It’s taken as a given that the press leans much more to the left politically than the public in general. So it isn’t surprising that they generally seem much harder on Republicans than on Democrats. But since President Obama first ran for office, some of them have gone from simply being biased to basically being advocates for him. This is pretty apparent when one compares how they treat his gaffes with how they treated those of his immediate predecessor. Not only do they not repeat his mistakes ad nauseam, in some cases they actively try to cover them up.
While appearing on Leno, the President said the following:
If we don’t deepen our ports all along the Gulf – places like Charleston, S.C., or Savannah, Ga., or Jacksonville, Fla. – if we don’t do that, these ships are going to go someplace else and we’ll lose jobs.
Ok, so none of those ports are actually on the Gulf. As gaffes go it’s not really that big of a deal. He just got his list of Gulf ports confused with the east coast port list.
But this is the way the AP reported the comment (emphasis mine):
If we don’t deepen our ports all along the Gulf – (and in) places like Charleston, S.C., or Savannah, Ga., or Jacksonville, Fla. – if we don’t do that, these ships are going to go someplace else and we’ll lose jobs.
This goes well beyond a sin of omission. The writer was actively trying to cover up the President’s mistake. The AP did eventually issue a corrected version of the article but only after the folks at Twitchy and elsewhere made a big deal about it. It might not seem like that big of a deal, since it was just one remark on a late night show. But it’s also one more bit of evidence that some in the media would rather be government guard dogs than watch dogs.
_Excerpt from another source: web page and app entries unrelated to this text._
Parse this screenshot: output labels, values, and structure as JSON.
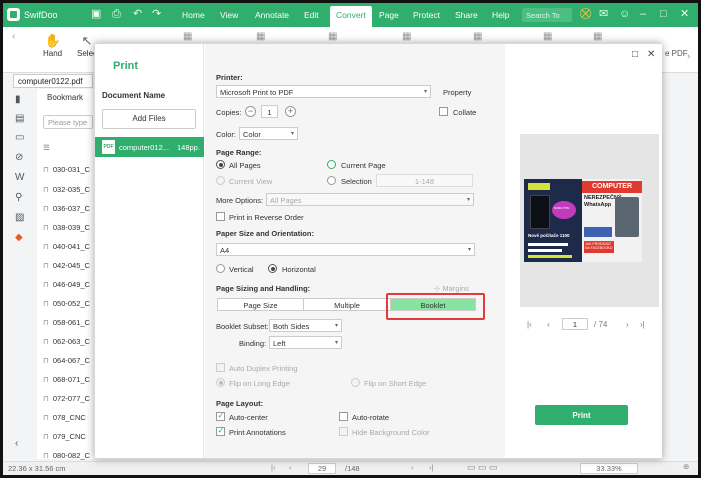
{
  "app": {
    "name": "SwifDoo",
    "menus": [
      "Home",
      "View",
      "Annotate",
      "Edit",
      "Convert",
      "Page",
      "Protect",
      "Share",
      "Help"
    ],
    "active_menu": "Convert",
    "search_placeholder": "Search To"
  },
  "ribbon": {
    "hand": "Hand",
    "select": "Selec",
    "right_text": "e PDF"
  },
  "file_tab": "computer0122.pdf",
  "bookmark": {
    "title": "Bookmark",
    "search_placeholder": "Please type",
    "items": [
      "030-031_C",
      "032-035_C",
      "036-037_C",
      "038-039_C",
      "040-041_C",
      "042-045_C",
      "046-049_C",
      "050-052_C",
      "058-061_C",
      "062-063_C",
      "064-067_C",
      "068-071_C",
      "072-077_C",
      "078_CNC",
      "079_CNC",
      "080-082_C"
    ]
  },
  "status": {
    "size": "22.36 x 31.56 cm",
    "page_current": "29",
    "page_total": "/148",
    "zoom": "33.33%"
  },
  "dialog": {
    "title": "Print",
    "document_name_label": "Document Name",
    "add_files": "Add Files",
    "doc_filename": "computer012...",
    "doc_pages": "148pp.",
    "printer_label": "Printer:",
    "printer_value": "Microsoft Print to PDF",
    "property": "Property",
    "copies_label": "Copies:",
    "copies_value": "1",
    "collate": "Collate",
    "color_label": "Color:",
    "color_value": "Color",
    "page_range_label": "Page Range:",
    "all_pages": "All Pages",
    "current_page": "Current Page",
    "current_view": "Current View",
    "selection": "Selection",
    "range_value": "1-148",
    "more_options_label": "More Options:",
    "more_options_value": "All Pages",
    "print_reverse": "Print in Reverse Order",
    "paper_label": "Paper Size and Orientation:",
    "paper_value": "A4",
    "vertical": "Vertical",
    "horizontal": "Horizontal",
    "sizing_label": "Page Sizing and Handling:",
    "margins": "Margins",
    "page_size": "Page Size",
    "multiple": "Multiple",
    "booklet": "Booklet",
    "booklet_subset_label": "Booklet Subset:",
    "booklet_subset_value": "Both Sides",
    "binding_label": "Binding:",
    "binding_value": "Left",
    "auto_duplex": "Auto Duplex Printing",
    "flip_long": "Flip on Long Edge",
    "flip_short": "Flip on Short Edge",
    "page_layout_label": "Page Layout:",
    "auto_center": "Auto-center",
    "auto_rotate": "Auto-rotate",
    "print_annotations": "Print Annotations",
    "hide_background": "Hide Background Color",
    "preview_page": "1",
    "preview_total": "/ 74",
    "print_button": "Print"
  },
  "preview": {
    "mag1_headline": "Nové počítače 1100",
    "mag1_tag": "svou hru",
    "mag2_masthead": "COMPUTER",
    "mag2_headline": "NEREZPEČNÝ WhatsApp",
    "mag2_red": "JAK PRODÁVAT NA FACEBOOKU"
  },
  "colors": {
    "brand": "#2fae6d",
    "highlight": "#86e4a0",
    "annotation": "#e23b3b"
  }
}
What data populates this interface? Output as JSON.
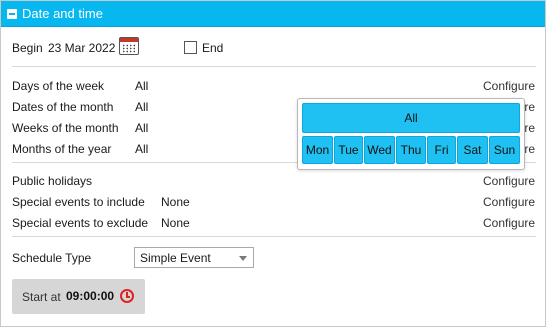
{
  "header": {
    "title": "Date and time",
    "icon": "collapse-icon"
  },
  "range": {
    "begin_label": "Begin",
    "begin_date": "23 Mar 2022",
    "end_label": "End",
    "end_checked": false
  },
  "recurrence": {
    "rows": [
      {
        "label": "Days of the week",
        "value": "All",
        "action": "Configure"
      },
      {
        "label": "Dates of the month",
        "value": "All",
        "action": "Configure"
      },
      {
        "label": "Weeks of the month",
        "value": "All",
        "action": "Configure"
      },
      {
        "label": "Months of the year",
        "value": "All",
        "action": "Configure"
      }
    ]
  },
  "popup": {
    "all_label": "All",
    "days": [
      "Mon",
      "Tue",
      "Wed",
      "Thu",
      "Fri",
      "Sat",
      "Sun"
    ]
  },
  "special": {
    "rows": [
      {
        "label": "Public holidays",
        "value": "",
        "action": "Configure"
      },
      {
        "label": "Special events to include",
        "value": "None",
        "action": "Configure"
      },
      {
        "label": "Special events to exclude",
        "value": "None",
        "action": "Configure"
      }
    ]
  },
  "schedule": {
    "label": "Schedule Type",
    "selected": "Simple Event"
  },
  "start": {
    "label": "Start at",
    "time": "09:00:00"
  },
  "colors": {
    "header": "#07b7ef",
    "day_button": "#1fc1f3",
    "clock": "#dd2222"
  }
}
To capture an object in words is a difficult chore, but when it’s done exceptionally well, as in this poem by A. E. Stallings, I’d rather read the description than see the object itself. A. E. Stallings is an American poet living in Greece.
The Pull Toy
You squeezed its leash in your fist,
It followed where you led:
Tick, tock, tick, tock,
Nodding its wooden head.
Wagging a tail on a spring,
Its wheels gearing lackety-clack,
Dogging your heels the length of the house,
Though you seldom glanced back.
It didn’t mind being dragged
When it toppled on its side
Scraping its coat of primary colors:
Love has no pride.
But now that you run and climb
And leap, it has no hope
Of keeping up, so it sits, hunched
At the end of its short rope
And dreams of a rummage sale
Where it’s snapped up for a song,
And of somebody—somebody just like you—
Stringing it along.